*Directions:*
As the answer, give every line of the records that includes the word "heading".

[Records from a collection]
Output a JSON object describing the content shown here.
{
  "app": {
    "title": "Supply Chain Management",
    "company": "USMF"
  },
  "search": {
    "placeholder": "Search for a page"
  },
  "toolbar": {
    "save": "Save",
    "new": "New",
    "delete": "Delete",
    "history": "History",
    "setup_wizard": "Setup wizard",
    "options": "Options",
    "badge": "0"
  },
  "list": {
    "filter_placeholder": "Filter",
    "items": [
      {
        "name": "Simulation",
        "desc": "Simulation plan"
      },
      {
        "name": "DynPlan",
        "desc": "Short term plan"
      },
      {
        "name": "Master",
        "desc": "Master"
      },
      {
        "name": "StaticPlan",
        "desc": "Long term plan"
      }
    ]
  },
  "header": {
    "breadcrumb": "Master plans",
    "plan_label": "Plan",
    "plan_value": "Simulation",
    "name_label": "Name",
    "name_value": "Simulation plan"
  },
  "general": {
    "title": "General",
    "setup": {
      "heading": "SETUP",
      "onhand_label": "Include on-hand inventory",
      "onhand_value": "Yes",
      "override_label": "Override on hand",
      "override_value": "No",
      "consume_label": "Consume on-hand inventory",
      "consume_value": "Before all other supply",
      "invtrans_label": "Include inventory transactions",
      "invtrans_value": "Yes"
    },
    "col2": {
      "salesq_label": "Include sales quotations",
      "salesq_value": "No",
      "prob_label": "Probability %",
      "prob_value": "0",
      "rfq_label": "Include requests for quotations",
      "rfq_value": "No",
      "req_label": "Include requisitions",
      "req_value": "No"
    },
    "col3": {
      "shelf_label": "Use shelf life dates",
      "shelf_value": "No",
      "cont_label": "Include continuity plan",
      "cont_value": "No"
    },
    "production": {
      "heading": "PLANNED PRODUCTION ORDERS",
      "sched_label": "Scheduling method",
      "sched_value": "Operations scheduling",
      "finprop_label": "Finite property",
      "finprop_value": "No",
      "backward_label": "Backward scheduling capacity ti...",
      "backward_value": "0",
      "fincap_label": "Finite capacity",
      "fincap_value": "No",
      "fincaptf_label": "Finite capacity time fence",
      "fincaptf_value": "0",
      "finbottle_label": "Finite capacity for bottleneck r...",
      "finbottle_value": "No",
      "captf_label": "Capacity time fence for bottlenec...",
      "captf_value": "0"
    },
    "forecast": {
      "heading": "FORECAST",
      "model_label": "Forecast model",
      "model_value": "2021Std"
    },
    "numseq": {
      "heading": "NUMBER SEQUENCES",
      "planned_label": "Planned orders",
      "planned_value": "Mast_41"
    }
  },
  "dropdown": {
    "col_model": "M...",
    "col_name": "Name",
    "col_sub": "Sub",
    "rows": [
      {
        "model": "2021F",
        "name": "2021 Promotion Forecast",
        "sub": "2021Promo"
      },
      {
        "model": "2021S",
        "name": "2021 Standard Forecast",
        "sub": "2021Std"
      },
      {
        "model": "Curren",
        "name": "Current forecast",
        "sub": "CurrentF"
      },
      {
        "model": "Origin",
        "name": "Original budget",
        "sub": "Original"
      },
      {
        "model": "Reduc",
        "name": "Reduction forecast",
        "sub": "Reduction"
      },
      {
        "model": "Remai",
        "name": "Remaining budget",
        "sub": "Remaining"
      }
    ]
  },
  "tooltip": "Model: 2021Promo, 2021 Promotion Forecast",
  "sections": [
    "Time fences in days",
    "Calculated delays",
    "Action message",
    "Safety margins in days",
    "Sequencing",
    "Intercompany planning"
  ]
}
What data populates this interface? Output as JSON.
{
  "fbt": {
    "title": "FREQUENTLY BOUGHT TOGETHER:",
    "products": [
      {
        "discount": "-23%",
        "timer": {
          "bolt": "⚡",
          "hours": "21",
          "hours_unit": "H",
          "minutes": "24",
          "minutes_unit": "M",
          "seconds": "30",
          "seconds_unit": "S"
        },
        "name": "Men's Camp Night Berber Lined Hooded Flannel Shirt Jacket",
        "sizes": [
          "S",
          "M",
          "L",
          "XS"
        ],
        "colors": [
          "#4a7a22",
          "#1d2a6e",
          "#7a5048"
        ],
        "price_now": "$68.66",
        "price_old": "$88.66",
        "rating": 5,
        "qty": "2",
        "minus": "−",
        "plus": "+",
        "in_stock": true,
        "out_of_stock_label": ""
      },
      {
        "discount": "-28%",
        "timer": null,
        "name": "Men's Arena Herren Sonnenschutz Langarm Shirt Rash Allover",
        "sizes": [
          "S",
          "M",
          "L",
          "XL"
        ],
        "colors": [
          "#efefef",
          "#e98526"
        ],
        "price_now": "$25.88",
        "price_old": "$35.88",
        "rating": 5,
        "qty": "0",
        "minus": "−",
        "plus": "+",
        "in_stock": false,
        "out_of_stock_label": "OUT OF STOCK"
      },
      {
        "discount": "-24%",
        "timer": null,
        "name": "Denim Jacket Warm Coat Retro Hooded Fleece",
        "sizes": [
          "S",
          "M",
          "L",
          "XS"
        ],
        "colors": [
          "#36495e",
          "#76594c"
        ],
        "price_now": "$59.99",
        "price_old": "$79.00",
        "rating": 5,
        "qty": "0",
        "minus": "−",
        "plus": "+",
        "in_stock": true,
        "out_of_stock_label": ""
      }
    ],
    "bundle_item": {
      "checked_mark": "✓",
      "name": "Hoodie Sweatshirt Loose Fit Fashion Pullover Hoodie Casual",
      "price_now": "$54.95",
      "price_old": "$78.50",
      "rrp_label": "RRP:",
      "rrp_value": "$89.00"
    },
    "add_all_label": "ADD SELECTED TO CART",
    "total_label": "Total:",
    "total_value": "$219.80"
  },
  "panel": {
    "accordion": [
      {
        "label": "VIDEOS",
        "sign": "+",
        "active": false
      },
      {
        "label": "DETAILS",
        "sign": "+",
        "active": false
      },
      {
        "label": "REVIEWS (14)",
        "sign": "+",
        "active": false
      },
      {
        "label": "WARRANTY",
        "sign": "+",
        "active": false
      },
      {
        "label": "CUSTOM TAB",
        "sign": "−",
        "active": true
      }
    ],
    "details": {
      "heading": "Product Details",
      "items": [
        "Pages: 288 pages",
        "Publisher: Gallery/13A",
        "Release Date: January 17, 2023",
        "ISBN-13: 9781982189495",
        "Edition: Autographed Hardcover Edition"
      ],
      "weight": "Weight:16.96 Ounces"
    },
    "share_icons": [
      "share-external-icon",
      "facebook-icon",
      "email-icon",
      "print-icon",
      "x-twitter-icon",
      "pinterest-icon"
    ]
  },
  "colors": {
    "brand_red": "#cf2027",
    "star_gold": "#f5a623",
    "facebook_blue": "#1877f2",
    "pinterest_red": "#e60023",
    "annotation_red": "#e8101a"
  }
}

*Solution to the problem:*
      "heading": "SETUP",
      "heading": "PLANNED PRODUCTION ORDERS",
      "heading": "FORECAST",
      "heading": "NUMBER SEQUENCES",
      "heading": "Product Details",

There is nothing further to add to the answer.